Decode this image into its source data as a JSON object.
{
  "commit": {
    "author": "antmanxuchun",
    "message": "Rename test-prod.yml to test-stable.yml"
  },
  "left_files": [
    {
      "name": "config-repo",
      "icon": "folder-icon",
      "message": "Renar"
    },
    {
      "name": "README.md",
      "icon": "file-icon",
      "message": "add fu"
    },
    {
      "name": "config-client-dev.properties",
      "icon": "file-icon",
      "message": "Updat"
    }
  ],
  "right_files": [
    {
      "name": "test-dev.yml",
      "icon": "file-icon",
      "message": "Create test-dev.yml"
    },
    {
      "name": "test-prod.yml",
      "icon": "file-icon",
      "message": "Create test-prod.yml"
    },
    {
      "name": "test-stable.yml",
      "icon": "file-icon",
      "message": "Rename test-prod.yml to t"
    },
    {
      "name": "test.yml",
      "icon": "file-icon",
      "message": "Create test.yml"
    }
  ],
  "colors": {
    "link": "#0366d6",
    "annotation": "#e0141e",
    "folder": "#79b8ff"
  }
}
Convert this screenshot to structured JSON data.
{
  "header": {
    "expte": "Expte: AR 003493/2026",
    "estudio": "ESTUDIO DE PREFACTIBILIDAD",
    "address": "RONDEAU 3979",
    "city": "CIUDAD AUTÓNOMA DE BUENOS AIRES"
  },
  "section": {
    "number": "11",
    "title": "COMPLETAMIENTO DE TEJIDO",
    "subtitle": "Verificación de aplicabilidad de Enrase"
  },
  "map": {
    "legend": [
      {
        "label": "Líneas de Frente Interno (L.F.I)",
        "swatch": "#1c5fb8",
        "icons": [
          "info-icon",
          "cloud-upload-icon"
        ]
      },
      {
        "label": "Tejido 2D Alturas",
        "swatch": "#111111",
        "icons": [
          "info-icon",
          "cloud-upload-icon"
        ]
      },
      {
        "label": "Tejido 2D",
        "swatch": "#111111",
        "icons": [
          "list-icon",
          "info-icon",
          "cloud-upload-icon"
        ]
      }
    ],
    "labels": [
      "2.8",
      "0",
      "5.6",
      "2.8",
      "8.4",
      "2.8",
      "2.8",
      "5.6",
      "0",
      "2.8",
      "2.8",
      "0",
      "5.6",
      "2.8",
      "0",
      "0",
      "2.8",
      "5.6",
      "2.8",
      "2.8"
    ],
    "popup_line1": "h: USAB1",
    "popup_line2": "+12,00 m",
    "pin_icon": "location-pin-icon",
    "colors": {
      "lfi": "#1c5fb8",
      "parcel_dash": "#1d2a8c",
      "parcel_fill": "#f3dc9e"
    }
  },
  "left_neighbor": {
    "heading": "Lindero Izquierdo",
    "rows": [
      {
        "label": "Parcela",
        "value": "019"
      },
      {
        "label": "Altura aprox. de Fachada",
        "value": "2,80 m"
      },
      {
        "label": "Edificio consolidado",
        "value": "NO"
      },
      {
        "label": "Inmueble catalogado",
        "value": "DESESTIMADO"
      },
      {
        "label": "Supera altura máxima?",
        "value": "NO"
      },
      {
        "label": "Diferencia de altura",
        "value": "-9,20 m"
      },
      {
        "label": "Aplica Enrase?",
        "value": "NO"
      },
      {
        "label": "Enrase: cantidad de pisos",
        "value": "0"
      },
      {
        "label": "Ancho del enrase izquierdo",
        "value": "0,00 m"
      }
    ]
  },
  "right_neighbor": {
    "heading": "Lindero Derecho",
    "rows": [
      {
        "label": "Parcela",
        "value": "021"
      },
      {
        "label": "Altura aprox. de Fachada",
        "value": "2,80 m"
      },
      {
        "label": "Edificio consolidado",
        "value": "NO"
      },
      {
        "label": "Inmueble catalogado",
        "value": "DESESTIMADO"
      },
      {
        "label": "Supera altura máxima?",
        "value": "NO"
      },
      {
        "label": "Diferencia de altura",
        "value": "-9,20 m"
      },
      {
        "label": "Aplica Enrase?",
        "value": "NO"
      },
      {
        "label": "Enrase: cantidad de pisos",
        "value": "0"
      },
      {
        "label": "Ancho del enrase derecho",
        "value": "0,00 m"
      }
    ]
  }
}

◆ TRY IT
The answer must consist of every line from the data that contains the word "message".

◆ ANSWER
    "message": "Rename test-prod.yml to test-stable.yml"
      "message": "Renar"
      "message": "add fu"
      "message": "Updat"
      "message": "Create test-dev.yml"
      "message": "Create test-prod.yml"
      "message": "Rename test-prod.yml to t"
      "message": "Create test.yml"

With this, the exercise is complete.